Beginning construction of new U.S. homes increased in May and permits to build single-family houses rose to a five-year high, extending a rebound that is helping shore up the expansion.
Housing starts climbed 6.8 percent, less than forecast, to a 914,000 annualized rate after a revised 856,000 pace in April, the Commerce Department reported today in Washington. The median estimate of 82 economists surveyed by Bloomberg called for a 950,000 rate. Applications to build one-family homes increased 1.3 percent to a 622,000 pace, the fastest since May 2008.
Building permits that exceed the level of starts indicate residential construction will keep rising as improving job opportunities and historically low mortgage rates lure buyers. The recovery in residential real estate that’s spurred optimism among builders such as Hovnanian Enterprises Inc. shows how record monetary stimulus from Federal Reserve policy makers, who meet today and tomorrow, is bolstering economic growth.
“We’ll continue to see starts increase through the remainder of this year and into the next,” said Ryan Sweet, an economist at Moody’s Analytics Inc. in West Chester, Pennsylvania, who projected 905,000 starts at an annual rate. “Permits are still slowly heading in the right direction.”
Economists’ estimates for starts in a Bloomberg survey ranged from an 875,000 pace to a 1.02 million rate after an initially reported 853,000 in April.

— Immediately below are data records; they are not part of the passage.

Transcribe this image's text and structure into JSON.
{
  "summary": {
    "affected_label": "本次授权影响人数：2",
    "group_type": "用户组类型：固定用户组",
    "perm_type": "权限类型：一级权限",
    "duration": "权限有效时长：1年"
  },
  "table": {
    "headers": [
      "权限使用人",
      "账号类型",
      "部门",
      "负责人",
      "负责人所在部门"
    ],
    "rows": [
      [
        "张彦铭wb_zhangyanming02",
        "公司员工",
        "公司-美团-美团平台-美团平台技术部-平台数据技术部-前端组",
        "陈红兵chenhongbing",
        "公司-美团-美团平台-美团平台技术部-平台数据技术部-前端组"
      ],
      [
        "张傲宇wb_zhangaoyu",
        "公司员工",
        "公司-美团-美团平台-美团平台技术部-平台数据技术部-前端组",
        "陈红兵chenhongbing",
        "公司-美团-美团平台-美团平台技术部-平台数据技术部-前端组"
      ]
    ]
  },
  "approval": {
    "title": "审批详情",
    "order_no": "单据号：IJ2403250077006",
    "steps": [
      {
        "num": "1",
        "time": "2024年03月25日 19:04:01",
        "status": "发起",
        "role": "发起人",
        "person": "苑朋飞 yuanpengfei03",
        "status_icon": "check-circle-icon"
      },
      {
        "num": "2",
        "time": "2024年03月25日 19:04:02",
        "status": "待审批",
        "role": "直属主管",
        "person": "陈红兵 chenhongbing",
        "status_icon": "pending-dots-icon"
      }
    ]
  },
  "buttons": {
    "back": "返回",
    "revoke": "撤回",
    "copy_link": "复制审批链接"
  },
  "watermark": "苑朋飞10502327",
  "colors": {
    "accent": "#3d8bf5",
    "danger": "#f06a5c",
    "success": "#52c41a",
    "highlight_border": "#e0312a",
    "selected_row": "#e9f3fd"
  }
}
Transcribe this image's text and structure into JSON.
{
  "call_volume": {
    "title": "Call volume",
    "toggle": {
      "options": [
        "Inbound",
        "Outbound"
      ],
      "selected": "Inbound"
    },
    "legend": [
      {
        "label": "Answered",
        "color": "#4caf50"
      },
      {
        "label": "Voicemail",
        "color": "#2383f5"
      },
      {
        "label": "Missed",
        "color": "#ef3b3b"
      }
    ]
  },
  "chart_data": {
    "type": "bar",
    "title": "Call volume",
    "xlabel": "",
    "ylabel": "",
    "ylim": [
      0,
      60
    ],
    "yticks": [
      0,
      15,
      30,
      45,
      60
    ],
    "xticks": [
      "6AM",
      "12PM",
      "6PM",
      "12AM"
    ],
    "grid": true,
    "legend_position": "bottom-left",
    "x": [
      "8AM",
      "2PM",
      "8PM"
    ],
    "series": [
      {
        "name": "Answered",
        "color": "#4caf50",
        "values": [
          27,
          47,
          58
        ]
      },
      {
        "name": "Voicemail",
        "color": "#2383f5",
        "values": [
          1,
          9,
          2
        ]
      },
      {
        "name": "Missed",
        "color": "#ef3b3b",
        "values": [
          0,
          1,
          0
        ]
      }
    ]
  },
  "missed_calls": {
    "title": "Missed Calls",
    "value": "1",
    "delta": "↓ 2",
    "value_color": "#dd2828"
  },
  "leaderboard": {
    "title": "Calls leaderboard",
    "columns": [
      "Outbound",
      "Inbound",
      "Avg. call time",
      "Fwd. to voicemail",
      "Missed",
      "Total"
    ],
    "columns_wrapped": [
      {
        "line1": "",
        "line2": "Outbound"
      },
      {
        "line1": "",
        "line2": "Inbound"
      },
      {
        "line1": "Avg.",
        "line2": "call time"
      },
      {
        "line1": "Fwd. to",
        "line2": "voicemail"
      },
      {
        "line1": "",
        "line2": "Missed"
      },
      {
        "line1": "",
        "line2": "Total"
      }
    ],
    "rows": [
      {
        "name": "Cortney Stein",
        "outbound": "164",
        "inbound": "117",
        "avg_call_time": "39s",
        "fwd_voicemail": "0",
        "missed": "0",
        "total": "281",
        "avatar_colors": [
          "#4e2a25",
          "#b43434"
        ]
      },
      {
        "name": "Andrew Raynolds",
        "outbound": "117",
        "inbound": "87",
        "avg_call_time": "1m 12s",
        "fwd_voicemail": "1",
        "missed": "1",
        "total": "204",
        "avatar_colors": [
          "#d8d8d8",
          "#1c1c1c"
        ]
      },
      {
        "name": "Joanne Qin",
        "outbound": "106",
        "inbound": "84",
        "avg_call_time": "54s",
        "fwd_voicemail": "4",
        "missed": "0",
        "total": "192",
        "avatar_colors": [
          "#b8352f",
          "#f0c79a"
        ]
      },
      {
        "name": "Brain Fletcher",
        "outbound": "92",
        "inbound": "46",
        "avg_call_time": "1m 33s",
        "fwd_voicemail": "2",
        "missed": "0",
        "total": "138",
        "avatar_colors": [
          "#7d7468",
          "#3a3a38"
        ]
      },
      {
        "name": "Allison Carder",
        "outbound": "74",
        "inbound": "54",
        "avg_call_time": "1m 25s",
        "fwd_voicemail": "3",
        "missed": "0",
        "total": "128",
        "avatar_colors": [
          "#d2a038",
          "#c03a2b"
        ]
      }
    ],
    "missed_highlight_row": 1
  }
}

Stock-index futures held gains after the figures, with the contract on the Standard & Poor’s 500 Index expiring in September rising 0.2 percent to 1,636.1 at 8:49 a.m. in New York.